The Perfect Wedding Night
“Hemant, don’t you think we take life for granted?” asked Vivek, as an aura of seriousness descended onto him.
“hmm, true...but why do you ask so?”
“Because that was my biggest flaw”
“flaw ???” I exclaimed.
“ The moment I finished my 12th boards I thought the only way to peruse my way of life was by leaving home. Even thou I had planned everything, I still didn’t want to hurt my parents by running away. I guess 17th June 1998 provided me with that golden opportunity. Like a teenager about to experience his first kiss, I clinched tightly and just didn’t let it go. I had found my reason to leave home.
As I left home I expected them to start hunting for me within a day or two...and didn’t want the chase to last more than a week. After all my father was a very social man, and had a lot of influential contacts.
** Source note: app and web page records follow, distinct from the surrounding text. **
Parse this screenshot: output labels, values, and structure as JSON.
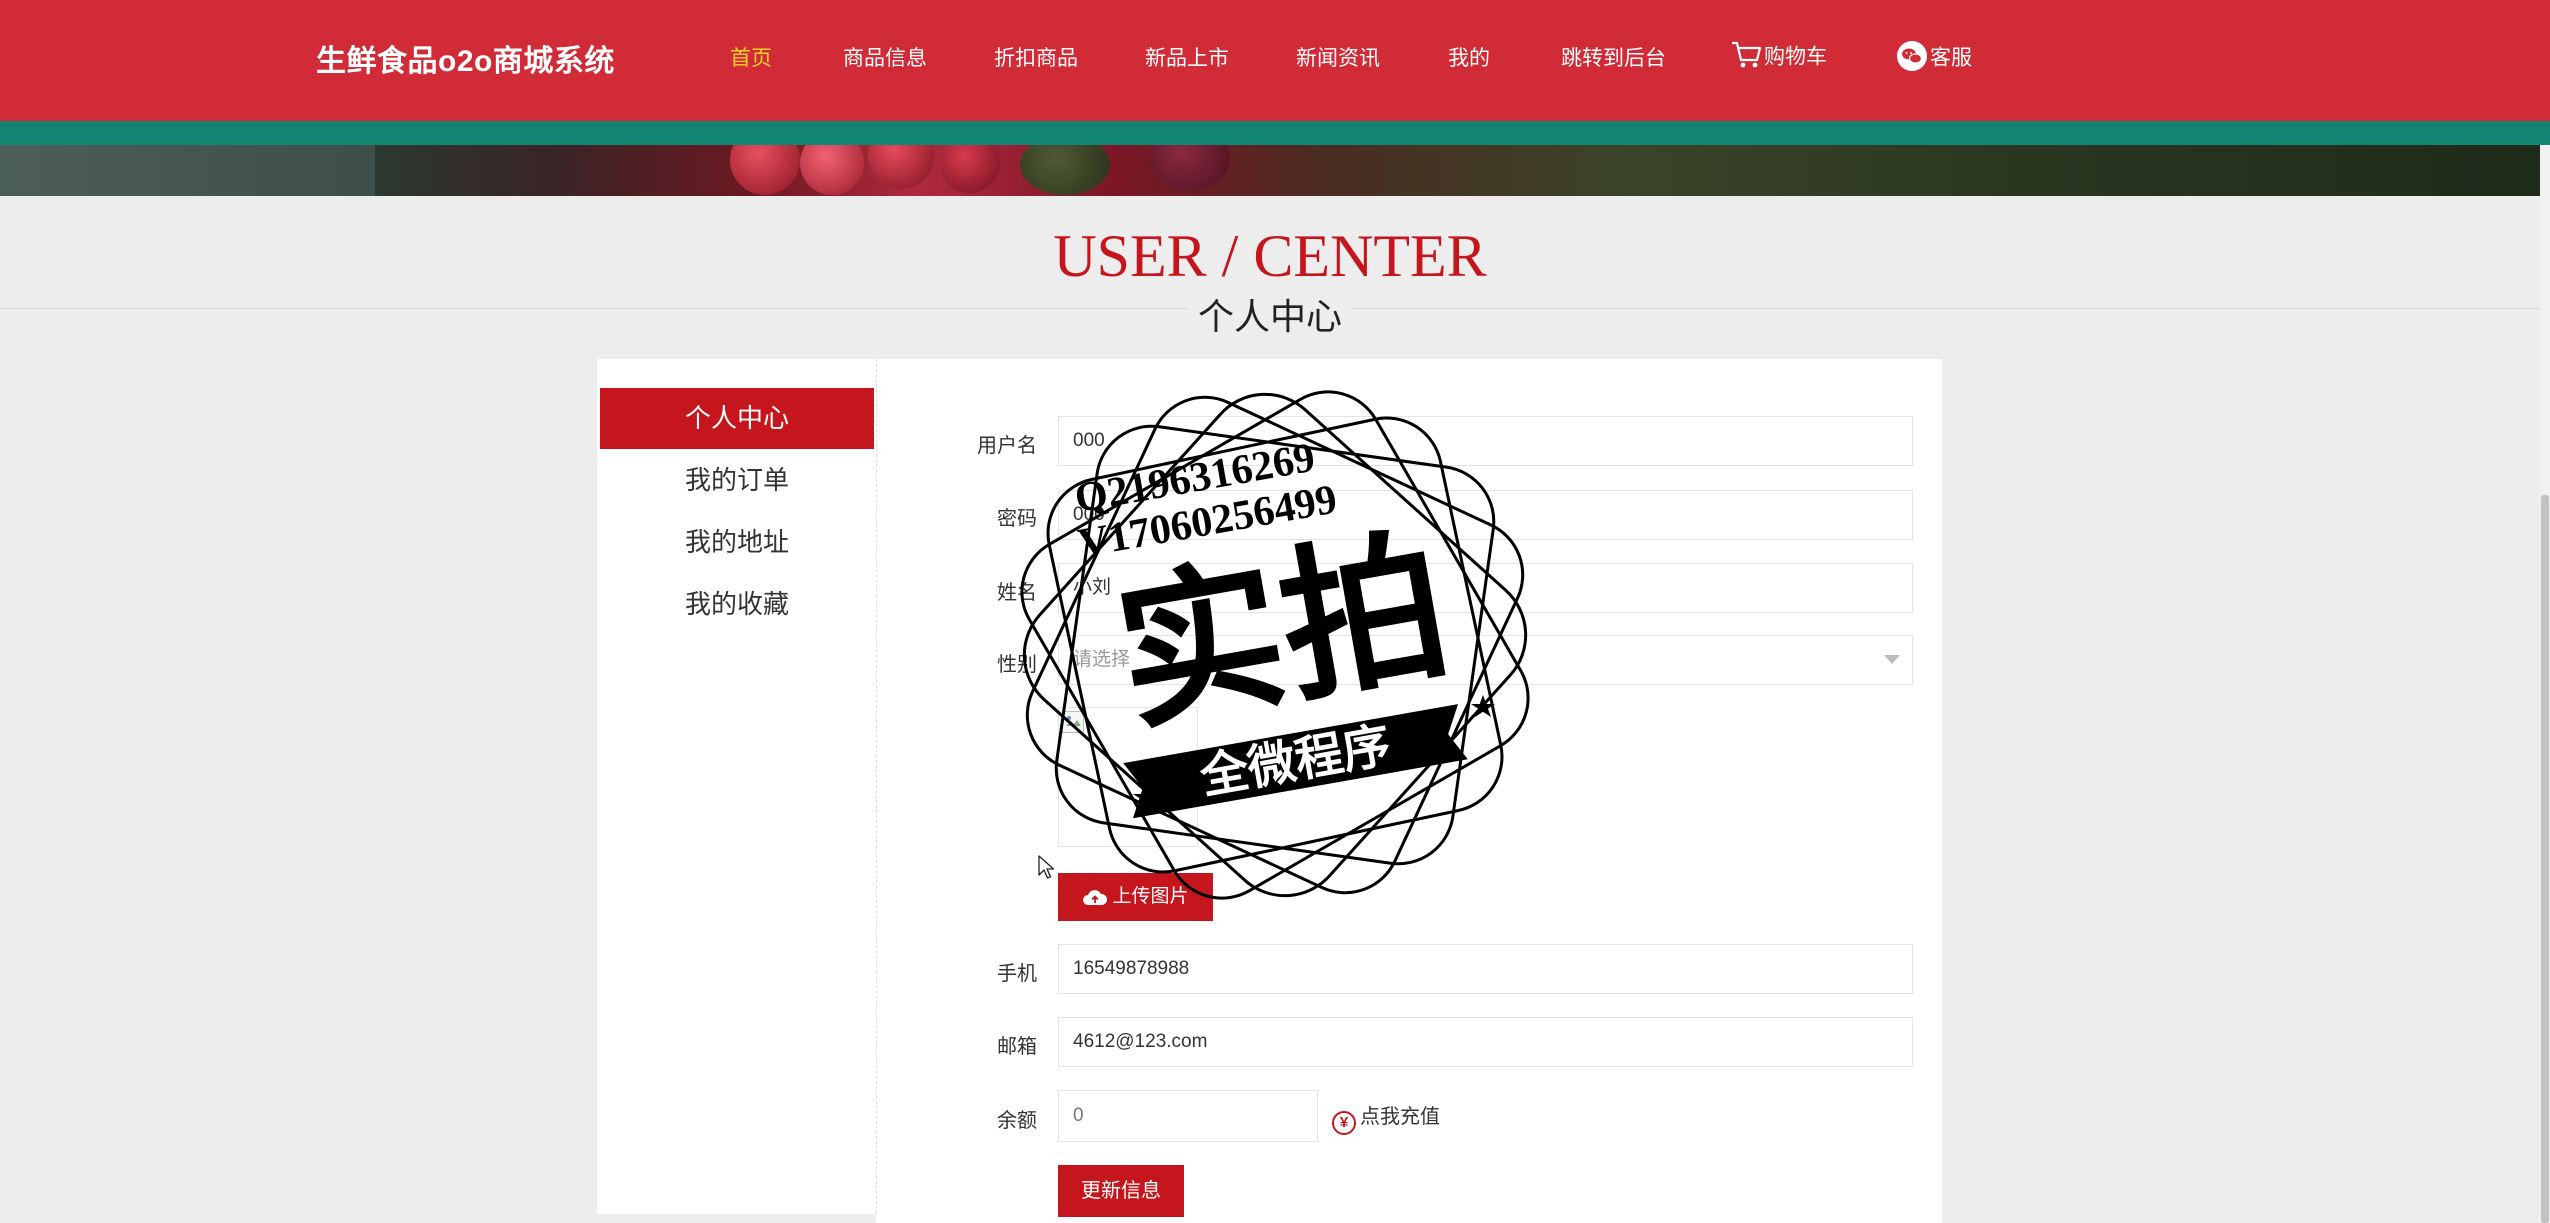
{
  "header": {
    "brand": "生鲜食品o2o商城系统",
    "nav": [
      {
        "label": "首页",
        "active": true
      },
      {
        "label": "商品信息"
      },
      {
        "label": "折扣商品"
      },
      {
        "label": "新品上市"
      },
      {
        "label": "新闻资讯"
      },
      {
        "label": "我的"
      },
      {
        "label": "跳转到后台"
      },
      {
        "label": "购物车",
        "icon": "cart-icon"
      },
      {
        "label": "客服",
        "icon": "wechat-icon"
      }
    ],
    "colors": {
      "bar": "#d12b37",
      "band": "#128574",
      "active_nav": "#ffd32a"
    }
  },
  "page": {
    "title_en": "USER / CENTER",
    "title_cn": "个人中心"
  },
  "sidebar": {
    "items": [
      {
        "label": "个人中心",
        "active": true
      },
      {
        "label": "我的订单"
      },
      {
        "label": "我的地址"
      },
      {
        "label": "我的收藏"
      }
    ]
  },
  "form": {
    "username": {
      "label": "用户名",
      "value": "000"
    },
    "password": {
      "label": "密码",
      "value": "000"
    },
    "name": {
      "label": "姓名",
      "value": "小刘"
    },
    "gender": {
      "label": "性别",
      "placeholder": "请选择"
    },
    "upload_label": "上传图片",
    "phone": {
      "label": "手机",
      "value": "16549878988"
    },
    "email": {
      "label": "邮箱",
      "value": "4612@123.com"
    },
    "balance": {
      "label": "余额",
      "value": "0"
    },
    "recharge_label": "点我充值",
    "update_label": "更新信息",
    "accent": "#c5161d"
  },
  "watermark": {
    "line1": "Q2196316269",
    "line2": "V17060256499",
    "big": "实拍",
    "ribbon": "全微程序"
  }
}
It would give me more than enough time to put my GREAT PLAN into action...after that I could emotionally blackmail and bargain with them to let me follow my way.
That afternoon after I left home, I wandered enjoying my new found independence. Finally I went to “Radha Krishna” lodge. It was a few kilometres from my house. My elder cousin’s friend had many times mentioned about it. He always stayed there whenever he came down to Delhi for his competitive exams. For a week, it would be a good hiding place.
The place was a shabby, 2 storied building which had more holes in it than French cheese. I told the manager, I was a student from Meerut,U.P. and was in town to attend a crash course in a nearby coaching institute. The manager handed over the keys to a pity looking peon, who walked me thru a dark alley with small doors at on both sides. It reminded me of the rat-holes on either side of the railway track at new Delhi railway station.
He stopped in front of a door, which had room no.102 scribbled on it with a permanent marker. The room, was lit by a naked 25watt bulb hanging right in middle of it, the cooling was provided by a wore out two and half bladed fan, and homely comfort was given by old broken bed, full of blood sucking bugs. At an expense of Rupees 200 per night, It was luxuriously comfortable for me...”
I could sense the sarcastic smile on the other end of the phone. He paused for a second to rejoice the taste of this vivid image that was being constructed by his words...
He continued in an excited voice,
“ After a few minutes, I settled down, and counted the money in my purse. I had 1650 rupees left with me. I had spent 44 rupees on my “celebration of independence” earlier that afternoon. I had A cup of tea, a plate of bread-pakora and brought my first packet of gold-flake light cigarettes without the fear of being caught or scolded. It was an adrenaline rush worth millions.
I slowly got to work, the first step was to calculate my finances, it all looked very simple, and a m aximum of 6 nights of stay would be 1200 rupees,
10 rupee per meal at the nearby dhaba (one katori dal for 6 rupees and a buck for a roti) , 3 meals a day, meant 30 rupees a day, so that would be a maximum of 180 rupees for 6 days.
That still left me with 270 rupees for travelling, soap, toothpaste and if everything went fine or if I finished a day or two earlier, I could have treated myself to a great victory dance with a 30 rupees beer bottle.
Content with the smoothness with which things were going, I went to the nearby dhaba, had an wholesome meal for 10 bucks, and came back to the room.
The funny part was that I just couldn’t sleep that whole night. Thou the blood sucking bugs, and the shrieking female voices from the neighbouring rooms did contribute to the insomnia, it was my excitement of being all on my own that kept the adrenaline rush flowing .
In my mind, I kept rehearsing my plan of action. For me It was simple, and fool-proof, five step plan to success.
1. Get out of the house, and create a vacuum. Make my parents realise how much they need me.
2. Reinforce my cry for independence. I loved them but that didn’t mean that I had to blindly follow what they said.
3. Apply for work. I had inquired about 4 call centres. I knew they were hiring even 11th class drop-outs. The pay was good, and the prospects of life in a booming industry seemed amazing.
4. Get a job, start working, and just leave a tip with a friend about my location so I can be found.
5. Emotional bargain. Once back at home, bargain with my parents to continue my job, and in exchange join some small professional course they would suggest.
That night, at that point, for me that plan was perfect and flawless. I knew myself, I knew my parents, I knew how to analyse people, for me failure was no way in the horizon. It was the excitement of my 1st step towards an emotional, psychological and financially independent life that kept me upbeat.
I don’t know when I finally fell asleep, I just remember that these five steps kept repeating themselves in a cyclic manner till the point my mind finally got exhausted and switched itself off in expectations of the great day to come.
(the next chapter will published soon)